Ms. Nostran, thanks for talking to us. First of all, why did you become a teacher?
 
I really didn’t like working in the ‘real world’. Early in my career I did some teaching to undergraduate students but soon after that, I went to work for a big corporation which I did not enjoy - it was very boring and I don't like grown-ups. I think that teenagers and students are more interesting. 
 
Tell us about your education.
 
Different. Most of my education was spent in a primary and secondary school in Italy. I then went to study and work at University in the UK. The Italian system of education and International Baccalaureate are very different but have some similarities. Teaching the Baccalaureate now is much closer to my heart than teaching GCSEs, which is what I used to teach last year. 
 
What are you passionate about?
 
The environment. A sense of fairness. I hate bullies; I genuinely dislike them. And I'm Italian, so I'm passionate about pizza. Pizza is happiness.
 
I agree. Since you teach mathematics, I wanted to ask you what is mathematics and its purpose?
 
Well, it is difficult to think of it as a purpose because would you ask the same question to an English teacher, "What is the purpose of English?". We use it to communicate in the most basic [form]. As in going to the supermarket buying to buy an apple that cost 5 cents and you're buying three, that is maths. Also, maths is an international language. Two plus two equals four in every country in the world. I find it as a way to bring people closer in some way because you'll realize it's an invisible net that covers the world because you can't dispute two plus two equals four. I found it very reassuring that there's no argument about it. It's just left or right, right or wrong. It's almost democratic because you can't disagree. 
 
How does Maths come in to your daily life?
 
Other than teaching… We wouldn't have laptops without maths. We wouldn't have a lot of systems and transportation. Trains would not be on time, and we wouldn't have a way to make sure trains don't collide since it's based on algorithms. It's one of the invisible qualities of maths. Behind the nitty-gritty things we learn in school that we think are boring, you then realize that without maths, you wouldn't have a lot of things that make our lives easier.
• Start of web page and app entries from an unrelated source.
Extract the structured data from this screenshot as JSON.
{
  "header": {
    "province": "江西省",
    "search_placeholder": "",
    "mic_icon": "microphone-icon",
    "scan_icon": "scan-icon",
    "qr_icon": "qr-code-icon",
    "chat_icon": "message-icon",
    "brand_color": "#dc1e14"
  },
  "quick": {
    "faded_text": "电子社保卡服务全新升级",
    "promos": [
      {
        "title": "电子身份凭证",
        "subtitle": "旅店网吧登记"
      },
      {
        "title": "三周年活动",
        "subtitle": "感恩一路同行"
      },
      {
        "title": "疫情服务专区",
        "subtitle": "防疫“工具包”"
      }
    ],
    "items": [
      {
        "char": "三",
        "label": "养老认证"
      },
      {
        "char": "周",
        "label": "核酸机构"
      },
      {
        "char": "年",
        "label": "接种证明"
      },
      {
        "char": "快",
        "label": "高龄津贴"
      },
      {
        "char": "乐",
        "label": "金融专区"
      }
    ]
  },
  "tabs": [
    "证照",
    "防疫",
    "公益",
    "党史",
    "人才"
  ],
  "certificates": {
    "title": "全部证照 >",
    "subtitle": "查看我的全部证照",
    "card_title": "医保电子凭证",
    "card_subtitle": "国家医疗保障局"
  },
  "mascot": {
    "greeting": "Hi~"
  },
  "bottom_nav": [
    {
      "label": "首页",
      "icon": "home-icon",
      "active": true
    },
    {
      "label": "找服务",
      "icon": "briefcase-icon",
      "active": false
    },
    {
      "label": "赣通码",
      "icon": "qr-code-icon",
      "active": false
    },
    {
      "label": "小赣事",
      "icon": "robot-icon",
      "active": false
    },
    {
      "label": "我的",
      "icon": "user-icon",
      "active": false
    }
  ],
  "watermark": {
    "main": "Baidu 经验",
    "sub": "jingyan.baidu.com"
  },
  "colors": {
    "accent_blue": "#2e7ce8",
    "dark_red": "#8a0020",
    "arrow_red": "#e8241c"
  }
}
Every time you take the MTR you're using maths, one way or another. Even using your octopus card, you're using maths.
 
When you're having a bad day, what do you do to make yourself feel better?
 
I'll eat a pizza. And sometimes I'll call my Mom to show me a WhatsApp video of my dog. I left my dog with my Mom. So, yeah. But pizza mostly.
 
What is the best piece of advice you've received?
 
Never assume that you'll know better than the next person. Especially as a teacher, I noticed that sometimes we assume that we know better than the students. But I often remember that piece of advice that tells me I shouldn't assume that I know better than the students. Sometimes, I've learned to teach better from the mistakes of my students because I didn't know that I could make that mistake. And now that I know I could make a certain mistake because I've seen it before, I'll teach in a way that prevents that certain mistake. So, the best piece of advice is to never assume you know better than the next person.
 
That's bold advice, and I think that's pretty cool. Well that’s it, thanks again for talking with us, Ms. Nostran!